Sauce made from the drippings of cooked meat. Known for making all food delicious.
Making gravy is super simple, but it occurred to me that not everyone knows how. These directions are for (a small) chicken gravy and I've even broken it down into steps for added simplicity.
Step 1: Prepare the bird.
In the bottom of my roasting pan, I put: 1/2 onion, 2 garlic cloves, 1 celery and 1 carrot; all cut into chunks. I then add two bay leaves, a carton of chicken broth (sodium reduced) and salt, thyme and lots of pepper on the chicken.
Step 2: Cook the bird.
Cook at 400F for 20-30 minutes uncovered, then cover and bake at 300F until cooked. (Times will vary depending on size of bird but I always give myself 3 hours, which is more then enough.) The bird is cooked when it has reached an internal temperature of 185F. It's usually doing the splits at this point.
Step 3: Separate the stock
Once the bird is cooked, remove from pan and tent it (place foil over top) on a plate so it can rest. Remove the big bits from the stock and let the stock sit, so it will separate. The fat will float to the top, with the stock staying in the bottom.
Optional Step, part A: Make a roux: Gently spoon out the fat and put in a small saucepan. Add in a tbsp or two of Bisto Savoury Gravy or you can simply use flour. Cook on medium heat for a couple minutes, whisking constantly. It may become chunky, that's normal but do not brown the flour if you go that route.
Optional Step, part B: Add in the remainder of your stock and continue heating, whisking frequently. Any chunks should disappear with the whisking. Bring to a gentle boil (you may need to turn down the heat). Proceed to step 5.
Step 4: Gently spoon off some of the fat and discard. Place stock in a sauce pan over medium heat, whisking frequently. Bring to a gentle boil.
Step 5: Make a slurry: put a heaping tablespoon of cornstarch in a mug, add enough water to dissolve it completely (1/4 to 1/3 cup). Slowly pour small amounts of your cornstarch mixture into the stock while whisking. You'll notice it thicken as it boils. It must boil to thicken.

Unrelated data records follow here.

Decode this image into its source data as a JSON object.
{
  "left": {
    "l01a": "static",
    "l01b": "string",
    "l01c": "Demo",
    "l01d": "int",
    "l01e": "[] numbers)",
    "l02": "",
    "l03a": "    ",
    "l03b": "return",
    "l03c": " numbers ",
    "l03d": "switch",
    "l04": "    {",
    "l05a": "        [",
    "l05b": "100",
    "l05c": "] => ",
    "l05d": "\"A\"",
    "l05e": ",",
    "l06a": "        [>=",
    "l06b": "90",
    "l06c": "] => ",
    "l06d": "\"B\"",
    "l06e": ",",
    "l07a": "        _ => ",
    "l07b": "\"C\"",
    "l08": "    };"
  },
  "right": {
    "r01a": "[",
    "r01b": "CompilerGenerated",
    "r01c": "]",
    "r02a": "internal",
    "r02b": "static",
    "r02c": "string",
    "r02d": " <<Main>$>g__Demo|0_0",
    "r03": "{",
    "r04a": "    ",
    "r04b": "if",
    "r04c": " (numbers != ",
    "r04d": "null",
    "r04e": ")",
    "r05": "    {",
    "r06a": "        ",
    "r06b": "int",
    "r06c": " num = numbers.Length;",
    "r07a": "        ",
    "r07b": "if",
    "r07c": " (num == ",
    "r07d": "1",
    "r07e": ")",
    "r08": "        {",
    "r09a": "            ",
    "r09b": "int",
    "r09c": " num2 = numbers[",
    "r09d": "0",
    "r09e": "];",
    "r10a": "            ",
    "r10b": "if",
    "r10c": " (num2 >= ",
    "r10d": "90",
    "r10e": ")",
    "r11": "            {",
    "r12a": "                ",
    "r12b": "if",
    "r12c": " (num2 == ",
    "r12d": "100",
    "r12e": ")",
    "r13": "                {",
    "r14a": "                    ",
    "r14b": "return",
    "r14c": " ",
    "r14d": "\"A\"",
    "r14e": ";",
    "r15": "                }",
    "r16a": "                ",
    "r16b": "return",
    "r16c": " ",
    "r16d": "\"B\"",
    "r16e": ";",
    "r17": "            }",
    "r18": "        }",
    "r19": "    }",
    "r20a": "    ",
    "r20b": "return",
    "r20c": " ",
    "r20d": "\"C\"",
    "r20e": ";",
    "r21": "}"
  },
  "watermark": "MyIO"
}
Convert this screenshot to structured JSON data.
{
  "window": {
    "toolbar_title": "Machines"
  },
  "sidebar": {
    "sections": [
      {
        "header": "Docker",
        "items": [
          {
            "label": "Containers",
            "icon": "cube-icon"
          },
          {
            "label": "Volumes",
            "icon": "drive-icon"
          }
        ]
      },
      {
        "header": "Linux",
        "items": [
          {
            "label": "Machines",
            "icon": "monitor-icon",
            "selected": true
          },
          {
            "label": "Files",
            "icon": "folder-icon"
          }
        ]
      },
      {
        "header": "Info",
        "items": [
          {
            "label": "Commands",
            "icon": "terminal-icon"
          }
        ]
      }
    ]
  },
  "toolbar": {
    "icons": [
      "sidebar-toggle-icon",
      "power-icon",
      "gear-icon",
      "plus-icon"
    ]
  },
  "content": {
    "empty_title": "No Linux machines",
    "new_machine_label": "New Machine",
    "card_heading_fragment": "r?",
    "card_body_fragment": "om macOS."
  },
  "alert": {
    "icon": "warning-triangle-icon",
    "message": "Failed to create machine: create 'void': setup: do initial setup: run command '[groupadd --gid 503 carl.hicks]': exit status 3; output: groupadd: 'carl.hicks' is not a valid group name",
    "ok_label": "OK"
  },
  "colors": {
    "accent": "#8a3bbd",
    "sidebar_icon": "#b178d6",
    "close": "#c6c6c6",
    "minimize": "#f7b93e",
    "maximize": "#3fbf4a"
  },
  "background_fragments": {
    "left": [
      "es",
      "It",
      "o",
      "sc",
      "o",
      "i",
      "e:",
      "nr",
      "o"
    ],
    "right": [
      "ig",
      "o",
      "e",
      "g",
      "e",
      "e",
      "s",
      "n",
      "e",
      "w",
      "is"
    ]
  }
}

If after adding all of your slurry, you find the gravy not thick enough, make more and add it in (just remember, the gravy will thicken slightly as it cools).
Congratulations!! You've made gravy!!